In todays topic, I will focus on best practices for backing up large mission critical databases. Performing and maintaining good backups is one of the top priority for any DBA/Developer/Engineer working with databases.
RULE OF THUMB! BACKUP AND RESTORE IS NOT A HIGH AVAILABILITY FEATURE. YOU MUST PERFORM REGULAR BACKUPS OF YOUR DATABASES.
RESTORING a database from a backup is simply a repair feature and not an availability feature. If you are running a mission-critical system and if your database requires high availability, then please look into various H/A features available with SQL Server.
If you are running a large/mission-critical database system than you need your database to be available continuously or for extended periods of time with minimal down-time for maintenance tasks. Therefore, the duration of situations that require databases to be restored must be kept as short as possible.

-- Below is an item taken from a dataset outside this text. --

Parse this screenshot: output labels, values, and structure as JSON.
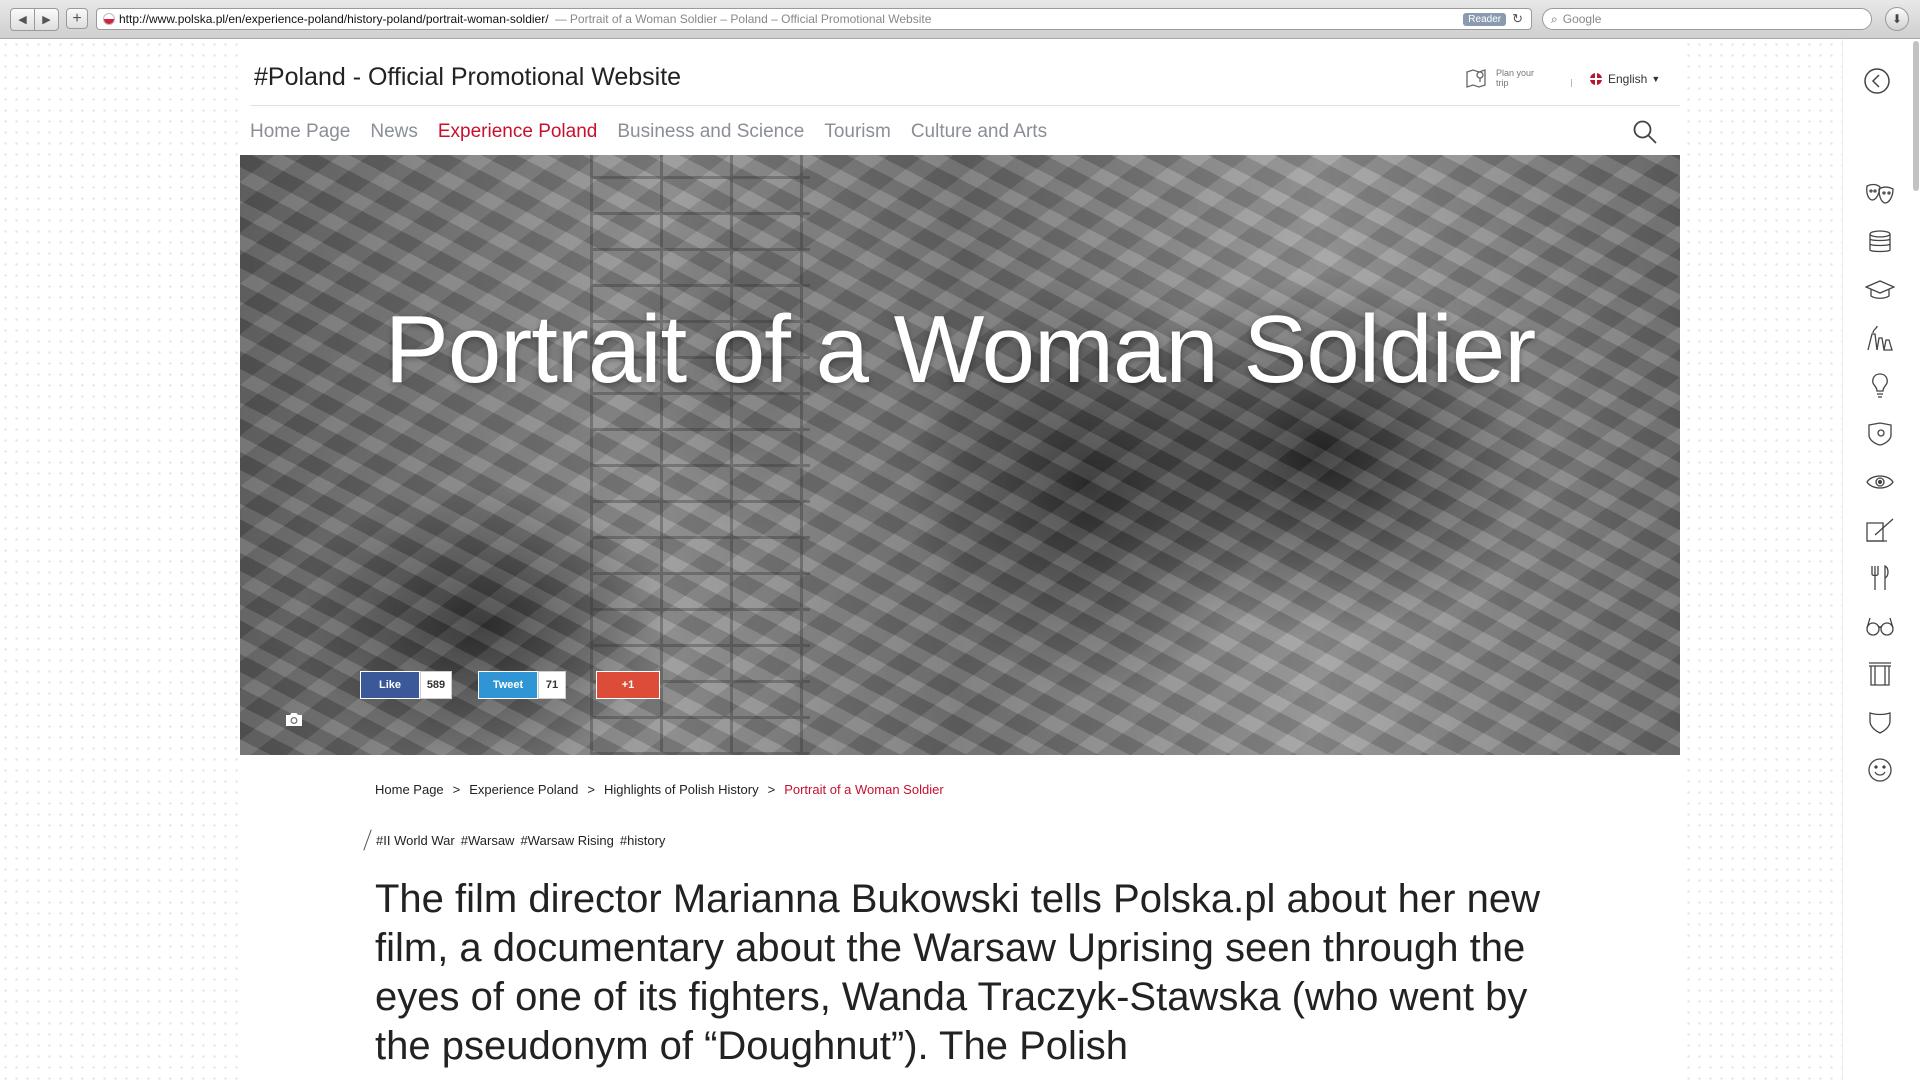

Additionally, if your databases are large, requiring longer periods of time to perform backup and restore than you MUST look into some of the cool new features that SQL Server offers to increase the speed of backup and restore operations to minimize the effect on users during both backup and restore operations.
Here are some such features that would help you improve database backups:
Use Multiple Backup Devices Simultaneously
If you are performing backups/restore on a large database than use multiple backup devices simultaneously to allow backups to be written to all the devices at the same time. Using multiple backup devices in SQL Server, allows database backups to be written to all devices in parallel. One of the potential bottleneck in backup throughput is the backup device speed. Using multiple backup devices can increase throughput in proportion to the number of devices used. Similarly, the backup can be restored from multiple devices in parallel.
Use Mirrored Media Set
Use a mirrored media set. A total of four mirrors is possible per media set. With the mirrored media set, the backup operation writes to multiple groups of backup devices. Each group of backup devices makes up a single mirror in the mirrored media set. Each single mirror set must use the same quantity and type of physical backup devices, and must all have the same properties.
Use Snapshot Backups (Fastest Backup)
This is the fastest way to perform backups on databases. A snapshot backup is a specialized backup that is created almost instantaneously by using a split-mirror solution obtained from an independent hardware and software vendor. Snapshot backups minimize or eliminate the use of SQL Server resources to accomplish the backup. This is especially useful for moderate to very large databases in which availability is very important. Snapshot backups and restores can be performed sometimes in seconds with very little or zero effect on the server.
Use Low Priority Backup Compression
Backing up databases using the newly introduced backup compression feature, could increase CPU usage and any additional CPU consumed by the compression process can adversely impact concurrent operations. Therefore, when possible create a low priority compressed backup whose CPU usage is limited by Resource Governor to prevent any CPU contention.
Use Full, Differential & Log Backups
If the database recovery model is set to FULL, than use different combination of backups (FULL, DIFFERENTIAL, LOG). This will help you minimize the number of backups that need to be applied to bring the database to the point of failure.
Use File / Filegroup Backups
Use file and file group backups and T-log backups. These allow for only those files that contain the relevant data, instead of the whole database, to be backed up or restored.
Use different disk for Backups
Do not use the same physical disk that holds database files or Log files for backup purposes. Using the same physical disk not only affects the performance, but also may reduce the recover-ability of the plan.